Collection entries:
Start of Block
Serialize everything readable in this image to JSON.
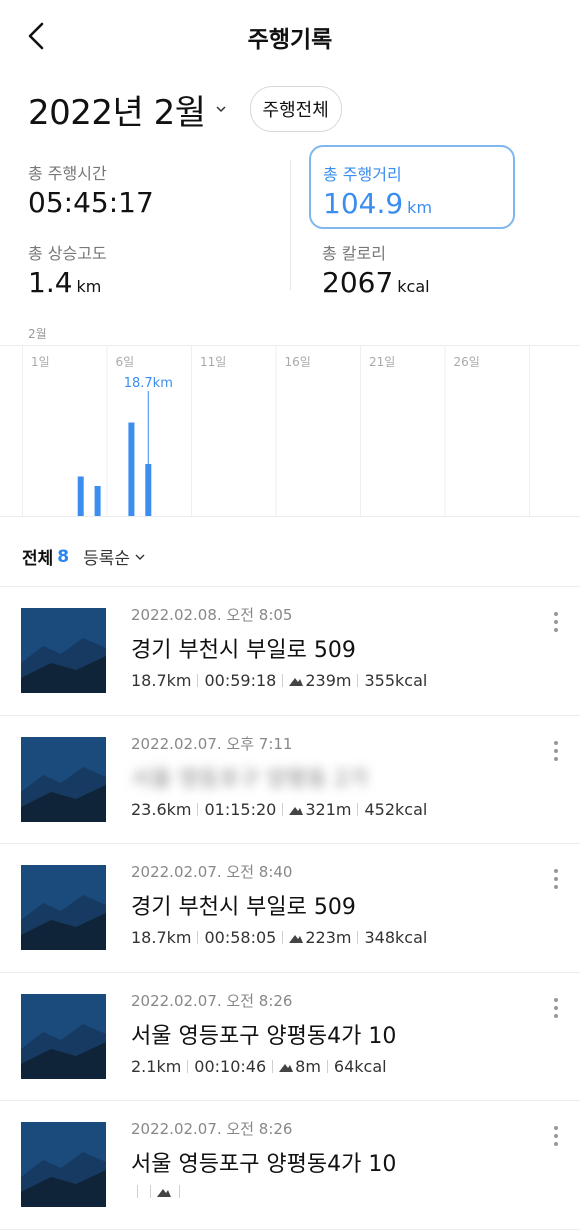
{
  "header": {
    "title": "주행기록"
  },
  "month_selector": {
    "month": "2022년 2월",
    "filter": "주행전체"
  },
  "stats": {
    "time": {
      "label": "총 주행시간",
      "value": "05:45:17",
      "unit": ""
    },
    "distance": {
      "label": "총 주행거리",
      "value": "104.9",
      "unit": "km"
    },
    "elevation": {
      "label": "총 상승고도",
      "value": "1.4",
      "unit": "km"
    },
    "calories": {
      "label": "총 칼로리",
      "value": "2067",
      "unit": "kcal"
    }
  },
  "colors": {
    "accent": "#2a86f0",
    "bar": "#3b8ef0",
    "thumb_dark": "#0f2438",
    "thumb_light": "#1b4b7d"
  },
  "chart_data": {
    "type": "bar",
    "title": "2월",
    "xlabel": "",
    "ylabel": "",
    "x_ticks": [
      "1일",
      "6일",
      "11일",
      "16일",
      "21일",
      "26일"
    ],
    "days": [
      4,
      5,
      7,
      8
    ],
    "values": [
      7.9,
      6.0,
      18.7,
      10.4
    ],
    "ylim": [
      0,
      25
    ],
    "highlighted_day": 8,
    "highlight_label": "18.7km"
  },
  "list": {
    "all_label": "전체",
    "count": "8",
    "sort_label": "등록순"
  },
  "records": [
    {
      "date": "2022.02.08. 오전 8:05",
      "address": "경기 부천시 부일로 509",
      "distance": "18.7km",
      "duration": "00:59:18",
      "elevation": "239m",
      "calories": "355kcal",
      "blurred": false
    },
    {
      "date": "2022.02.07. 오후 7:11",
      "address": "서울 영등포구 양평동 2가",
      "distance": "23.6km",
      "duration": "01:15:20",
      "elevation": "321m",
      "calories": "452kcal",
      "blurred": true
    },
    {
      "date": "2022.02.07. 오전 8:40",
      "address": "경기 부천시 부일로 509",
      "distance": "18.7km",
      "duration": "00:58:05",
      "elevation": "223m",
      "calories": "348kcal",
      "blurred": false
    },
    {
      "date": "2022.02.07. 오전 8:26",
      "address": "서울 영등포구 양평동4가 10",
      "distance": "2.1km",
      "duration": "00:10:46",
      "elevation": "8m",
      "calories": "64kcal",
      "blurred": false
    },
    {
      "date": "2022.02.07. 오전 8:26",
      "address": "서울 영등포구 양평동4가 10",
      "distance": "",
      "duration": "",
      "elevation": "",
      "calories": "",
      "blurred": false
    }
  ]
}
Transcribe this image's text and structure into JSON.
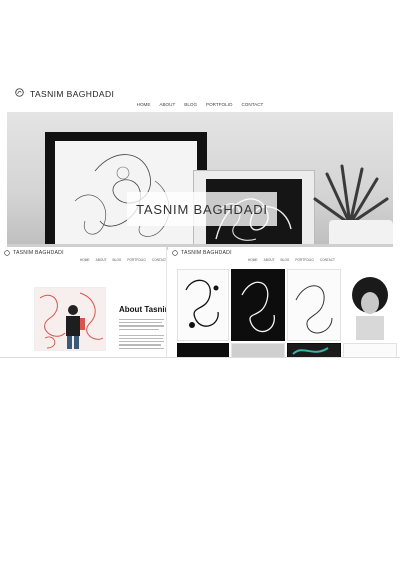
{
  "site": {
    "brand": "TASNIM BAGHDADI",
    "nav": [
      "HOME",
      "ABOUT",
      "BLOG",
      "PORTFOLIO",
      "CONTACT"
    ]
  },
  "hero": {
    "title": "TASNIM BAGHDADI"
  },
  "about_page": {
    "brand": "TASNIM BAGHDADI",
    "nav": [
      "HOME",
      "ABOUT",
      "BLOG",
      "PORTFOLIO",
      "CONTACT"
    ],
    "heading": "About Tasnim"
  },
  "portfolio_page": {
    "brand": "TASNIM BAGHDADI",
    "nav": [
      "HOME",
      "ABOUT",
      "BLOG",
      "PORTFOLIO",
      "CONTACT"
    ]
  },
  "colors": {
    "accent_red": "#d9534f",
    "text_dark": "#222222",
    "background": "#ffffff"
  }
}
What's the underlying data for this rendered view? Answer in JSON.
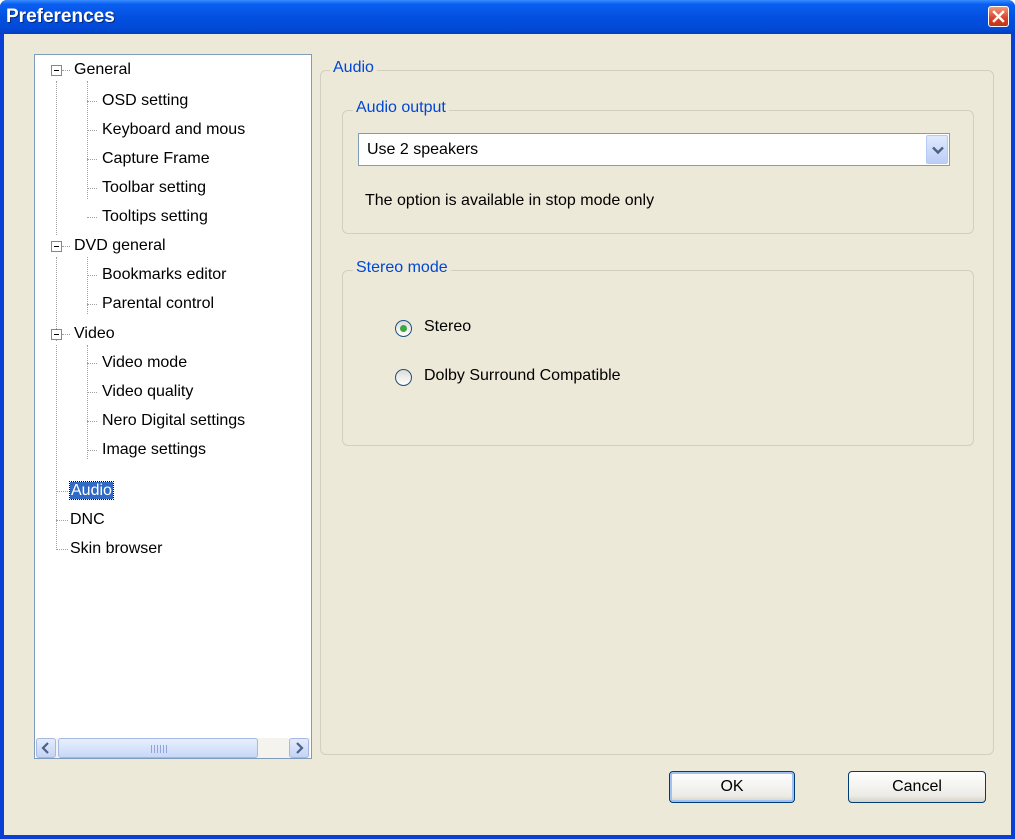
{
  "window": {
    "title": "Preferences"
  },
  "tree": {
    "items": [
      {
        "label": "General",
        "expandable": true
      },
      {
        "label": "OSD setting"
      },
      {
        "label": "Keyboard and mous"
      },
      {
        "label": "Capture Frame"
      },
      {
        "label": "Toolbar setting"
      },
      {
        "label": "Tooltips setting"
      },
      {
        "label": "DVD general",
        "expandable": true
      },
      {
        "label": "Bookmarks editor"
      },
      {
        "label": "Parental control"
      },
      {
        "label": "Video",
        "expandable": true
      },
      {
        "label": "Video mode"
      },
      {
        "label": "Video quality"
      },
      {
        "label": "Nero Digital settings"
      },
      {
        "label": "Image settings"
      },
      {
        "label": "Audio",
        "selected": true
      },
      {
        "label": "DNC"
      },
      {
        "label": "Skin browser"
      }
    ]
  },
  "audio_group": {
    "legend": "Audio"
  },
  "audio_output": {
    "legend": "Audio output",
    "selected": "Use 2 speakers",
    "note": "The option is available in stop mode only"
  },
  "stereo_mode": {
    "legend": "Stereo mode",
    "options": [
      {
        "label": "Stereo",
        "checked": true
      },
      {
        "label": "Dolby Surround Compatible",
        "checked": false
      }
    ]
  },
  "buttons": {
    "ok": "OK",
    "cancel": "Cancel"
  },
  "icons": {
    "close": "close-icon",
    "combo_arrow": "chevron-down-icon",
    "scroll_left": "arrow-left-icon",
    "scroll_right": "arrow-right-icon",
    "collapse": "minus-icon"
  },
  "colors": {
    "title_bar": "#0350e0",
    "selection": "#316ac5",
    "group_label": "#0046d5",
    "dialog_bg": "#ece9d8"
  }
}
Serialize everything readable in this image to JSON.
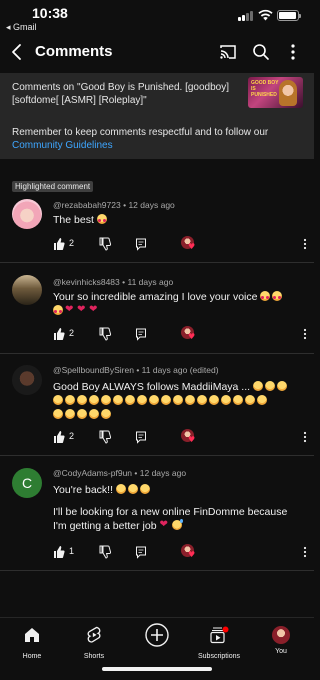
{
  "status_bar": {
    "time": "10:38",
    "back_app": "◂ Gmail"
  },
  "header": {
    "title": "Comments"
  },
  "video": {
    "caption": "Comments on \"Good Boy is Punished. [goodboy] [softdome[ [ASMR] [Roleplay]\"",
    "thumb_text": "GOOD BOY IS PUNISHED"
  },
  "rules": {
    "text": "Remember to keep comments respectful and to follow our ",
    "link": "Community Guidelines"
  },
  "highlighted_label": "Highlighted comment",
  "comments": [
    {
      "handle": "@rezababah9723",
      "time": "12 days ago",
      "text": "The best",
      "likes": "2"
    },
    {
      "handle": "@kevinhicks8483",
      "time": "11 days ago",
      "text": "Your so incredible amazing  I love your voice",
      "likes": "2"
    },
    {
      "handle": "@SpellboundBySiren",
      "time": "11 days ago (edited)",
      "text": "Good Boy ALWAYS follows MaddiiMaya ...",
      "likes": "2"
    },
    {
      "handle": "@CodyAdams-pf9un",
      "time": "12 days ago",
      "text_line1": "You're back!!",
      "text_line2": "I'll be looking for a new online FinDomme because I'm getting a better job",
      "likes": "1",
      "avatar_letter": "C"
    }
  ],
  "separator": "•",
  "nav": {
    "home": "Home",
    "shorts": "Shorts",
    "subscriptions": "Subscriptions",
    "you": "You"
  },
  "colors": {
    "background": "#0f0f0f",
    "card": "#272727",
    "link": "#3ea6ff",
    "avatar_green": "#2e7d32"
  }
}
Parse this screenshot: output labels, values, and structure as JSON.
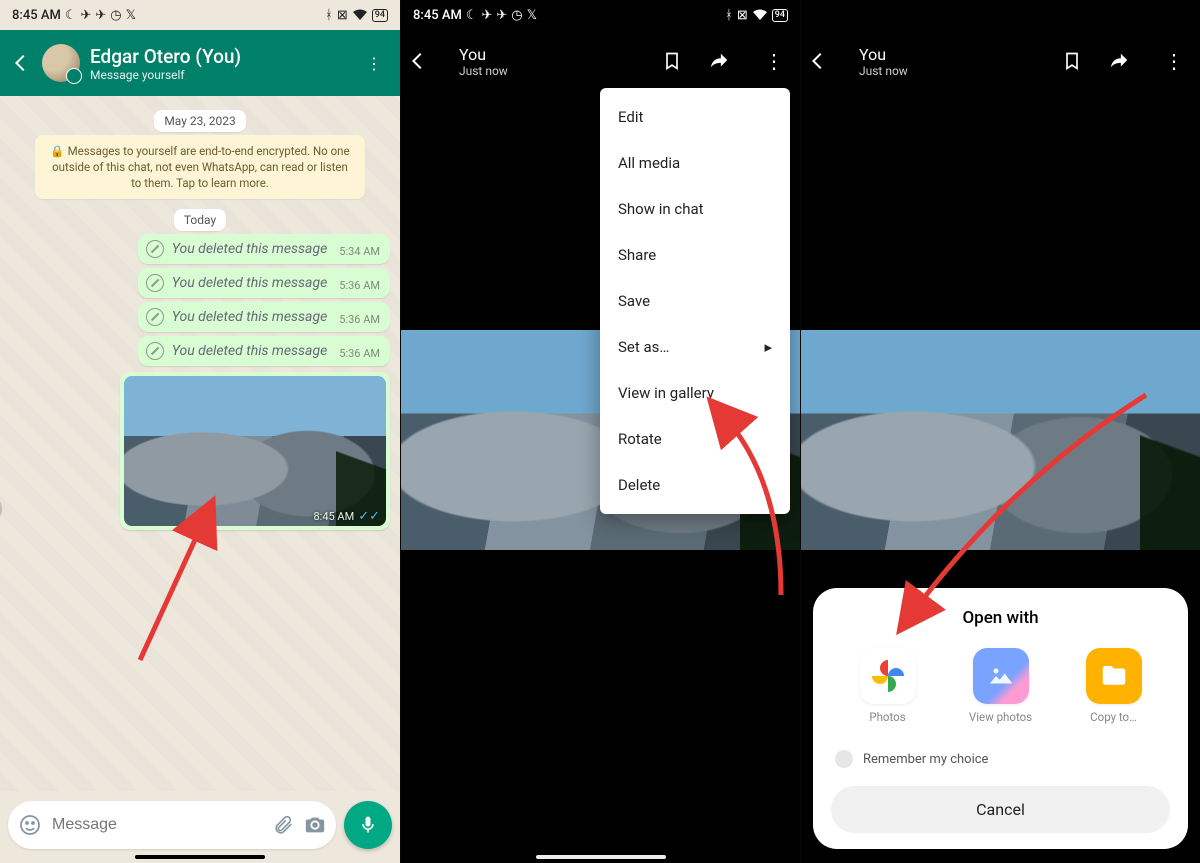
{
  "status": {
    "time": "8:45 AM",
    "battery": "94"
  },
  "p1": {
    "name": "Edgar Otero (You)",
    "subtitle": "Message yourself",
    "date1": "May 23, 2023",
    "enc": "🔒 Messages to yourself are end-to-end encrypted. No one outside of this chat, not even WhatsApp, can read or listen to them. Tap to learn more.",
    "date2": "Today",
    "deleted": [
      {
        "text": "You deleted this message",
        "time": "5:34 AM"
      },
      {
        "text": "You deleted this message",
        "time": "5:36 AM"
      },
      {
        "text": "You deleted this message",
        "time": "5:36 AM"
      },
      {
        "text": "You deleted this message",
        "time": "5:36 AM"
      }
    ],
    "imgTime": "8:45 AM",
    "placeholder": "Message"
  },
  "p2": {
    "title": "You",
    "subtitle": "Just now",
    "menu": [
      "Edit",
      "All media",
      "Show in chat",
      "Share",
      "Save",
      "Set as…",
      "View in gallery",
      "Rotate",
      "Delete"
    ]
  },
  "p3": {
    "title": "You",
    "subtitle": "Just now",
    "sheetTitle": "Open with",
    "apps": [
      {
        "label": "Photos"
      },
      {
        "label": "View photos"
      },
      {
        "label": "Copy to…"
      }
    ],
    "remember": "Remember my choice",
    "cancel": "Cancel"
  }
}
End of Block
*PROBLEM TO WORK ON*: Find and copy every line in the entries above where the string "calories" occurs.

*SOLUTION FOR THIS EXERCISE*:
    "calories": {
      "calories": "355kcal",
      "calories": "452kcal",
      "calories": "348kcal",
      "calories": "64kcal",
      "calories": "",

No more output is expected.